If you have a child in Year 6 you may be thinking about ways to help them prepare for the mathematics tests in May. In this blog, I’ve put together 5 tips to help parents support their children and have included some examples of where the Achieve series can be really helpful.
1. Revisit key facts
- The tests draw from all of Key Stage 2 and build on Key Stage 1 learning so it is vital you spend time rehearsing some of the key mathematics facts that your children will need.
- The ‘What you need to know’ feature in Achieve helps to raise the profile of facts and skills that may have been forgotten over time. Here is an example about length:
You could use the information panel and ask your children some quiz questions about it e.g.
- Which is longer, 1 kilometre or 900 metres? How do you know?
- How many millimetres is equivalent to 2 centimetres? How do you know?
- Questions that draw from Lower Key Stage 2 often see lower success rates. Here is an example that assessed Year 3 knowledge but only just over 50 percent of Year 6 children answered this correctly. The stumbling block wasn’t due to the actual calculation, but to insecure knowledge about the number of days in each month.
2. Make fact files
- Making fact files with your children can really help them remember facts and so fluently recall them when required. Again, the ‘What you need to know’ feature can be used to help create these and children can include other facts that they know. Here is an example of part of a fact file:
3. Rehearse multiplication and division tables
- Many areas of mathematics are reliant on secure understanding of multiplication and division. Take working with fractions, for example. When children need to find common denominators for addition or subtraction, they must draw on their knowledge of common multiples. When they need to simplify a fraction, they are drawing on knowledge of common factors.
- This example about scaling problems from Achieve also helps children to make connections to multiplication:
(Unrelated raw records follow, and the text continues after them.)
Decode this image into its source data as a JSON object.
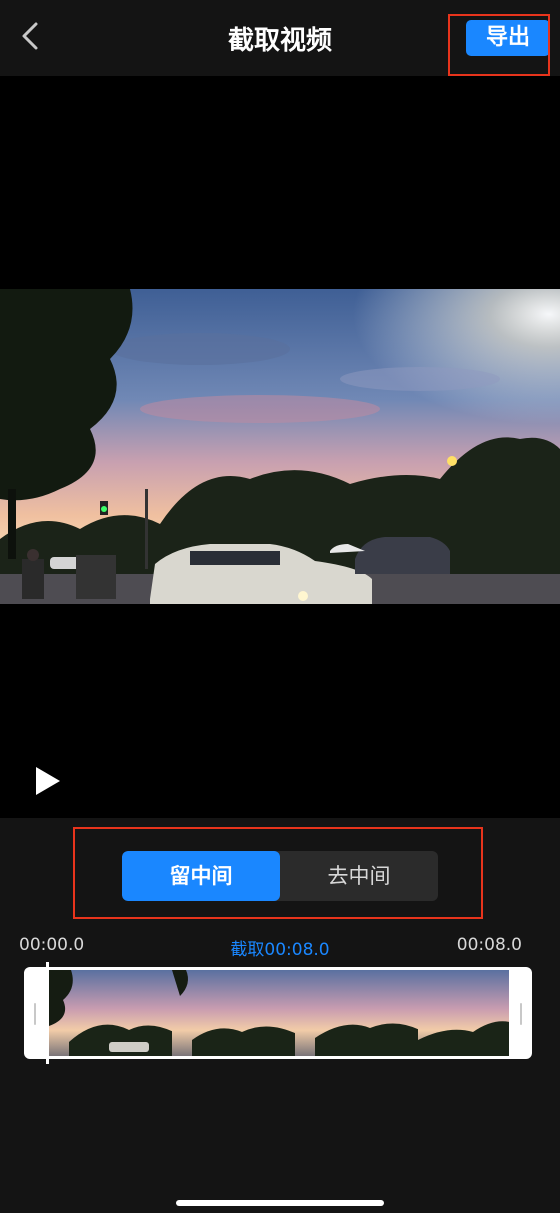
{
  "header": {
    "title": "截取视频",
    "export_label": "导出"
  },
  "segment": {
    "options": [
      "留中间",
      "去中间"
    ],
    "selected": "留中间"
  },
  "timeline": {
    "start_time": "00:00.0",
    "clip_label": "截取00:08.0",
    "end_time": "00:08.0"
  },
  "colors": {
    "accent": "#1a87ff",
    "highlight_box": "#e8341c",
    "panel_bg": "#141414"
  }
}
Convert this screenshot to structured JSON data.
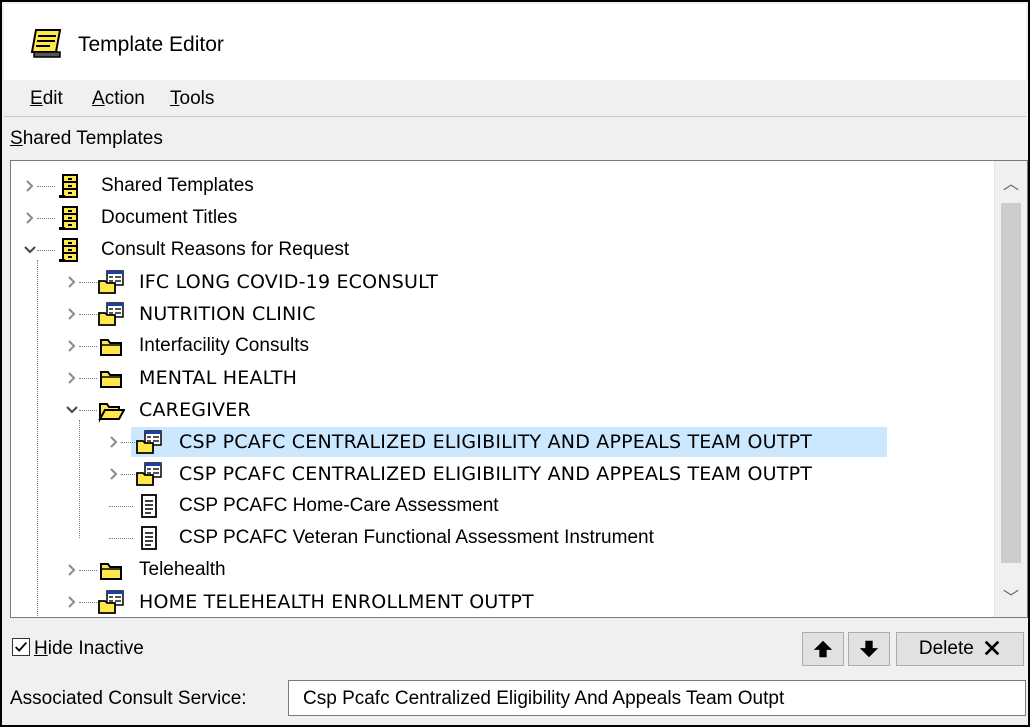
{
  "window": {
    "title": "Template Editor"
  },
  "menu": {
    "items": [
      {
        "label": "Edit",
        "accel": "E",
        "rest": "dit"
      },
      {
        "label": "Action",
        "accel": "A",
        "rest": "ction"
      },
      {
        "label": "Tools",
        "accel": "T",
        "rest": "ools"
      }
    ]
  },
  "section_label": {
    "accel": "S",
    "rest": "hared Templates"
  },
  "tree": {
    "rows": [
      {
        "label": "Shared Templates",
        "expander": "collapsed",
        "icon": "drawer-icon"
      },
      {
        "label": "Document Titles",
        "expander": "collapsed",
        "icon": "drawer-icon"
      },
      {
        "label": "Consult Reasons for Request",
        "expander": "expanded",
        "icon": "drawer-icon"
      },
      {
        "label": "IFC LONG COVID-19 ECONSULT",
        "expander": "collapsed",
        "icon": "folder-dialog-icon"
      },
      {
        "label": "NUTRITION CLINIC",
        "expander": "collapsed",
        "icon": "folder-dialog-icon"
      },
      {
        "label": "Interfacility Consults",
        "expander": "collapsed",
        "icon": "folder-icon"
      },
      {
        "label": "MENTAL HEALTH",
        "expander": "collapsed",
        "icon": "folder-icon"
      },
      {
        "label": "CAREGIVER",
        "expander": "expanded",
        "icon": "open-folder-icon"
      },
      {
        "label": "CSP PCAFC CENTRALIZED ELIGIBILITY AND APPEALS TEAM OUTPT",
        "expander": "collapsed",
        "icon": "folder-dialog-icon",
        "selected": true
      },
      {
        "label": "CSP PCAFC CENTRALIZED ELIGIBILITY AND APPEALS TEAM OUTPT",
        "expander": "collapsed",
        "icon": "folder-dialog-icon"
      },
      {
        "label": "CSP PCAFC Home-Care Assessment",
        "expander": "none",
        "icon": "document-icon"
      },
      {
        "label": "CSP PCAFC Veteran Functional Assessment Instrument",
        "expander": "none",
        "icon": "document-icon"
      },
      {
        "label": "Telehealth",
        "expander": "collapsed",
        "icon": "folder-icon"
      },
      {
        "label": "HOME TELEHEALTH ENROLLMENT OUTPT",
        "expander": "collapsed",
        "icon": "folder-dialog-icon"
      }
    ]
  },
  "hide_inactive": {
    "accel": "H",
    "rest": "ide Inactive",
    "checked": true
  },
  "buttons": {
    "up": "▲",
    "down": "▼",
    "delete": "Delete",
    "delete_glyph": "✕"
  },
  "associated": {
    "label": "Associated Consult Service:",
    "value": "Csp Pcafc Centralized Eligibility And Appeals Team Outpt"
  },
  "colors": {
    "selection": "#cce8ff",
    "icon_yellow": "#ffe84a"
  }
}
- Therefore, regular practice of multiplication and division facts is vital so that children can fluently recall and apply all related facts e.g. 6 x 9 = 54, 54 ÷ 9 = 6, 9 x 6 = 54, 54 ÷ 6 = 9. They can also make connections to place value, as in the following example from the arithmetic paper, where we can see that 5400 ÷ 9 is 54 hundreds divided by 9 which equals 6 hundreds.
4. Encourage children to describe numbers in different ways
- Describing whole numbers in different ways and thinking about their position in the number system gives children skills for both estimating and calculating. Work together with both whole numbers and decimal numbers and see how many different ways you can describe them e.g. for 445, we can say that it is:
- made up of the place value parts 4 hundreds, 4 tens and 5 ones
- also 445 ones or 4 hundreds and 45 more ones or 44 tens and 5 more ones etc.
- 10 times the size of 44.5 but one-tenth of the size of 4450 or 10 times as small
- 5 less than 500 or 5 less than double 250 or 5 less than one-quarter of 200
- a little less than halfway between 400 and 500 on a number line but is exactly halfway between 440 and 450 etc.
5. Focus on mathematical language and reading
- Questions on the reasoning papers can be wordy with a lot of information to process. Use the example questions from any of the books in the Achieve series and ask questions, such as: What is the problem about? Which words or information are important? Focus on identifying what needs to be done before even starting to think about doing the maths.
Remember that you can also find lots of top tips for children in the Achieve series.
Steph King is a mathematics education adviser and author with more than 25 years’ experience in primary education, including senior leadership, subject leadership and 10 years as mathematics adviser for a local authority, before working independently in her own company, AK Mathematical Solutions Ltd.
Steph is an NCETM Professional Development Accredited Lead and writes and presents CPD for schools. She has also been involved in national events for NACE, Rising Stars UK and UKLA.
Steph is an author for publishers Hodder Education, Rising Stars UK, Harper Collins, Pearson, Oxford University Press (OUP), MacMillan Education, GL Assessment and Keen Kite. She works on both national and international writing projects.
, key stage 2
, national curriculum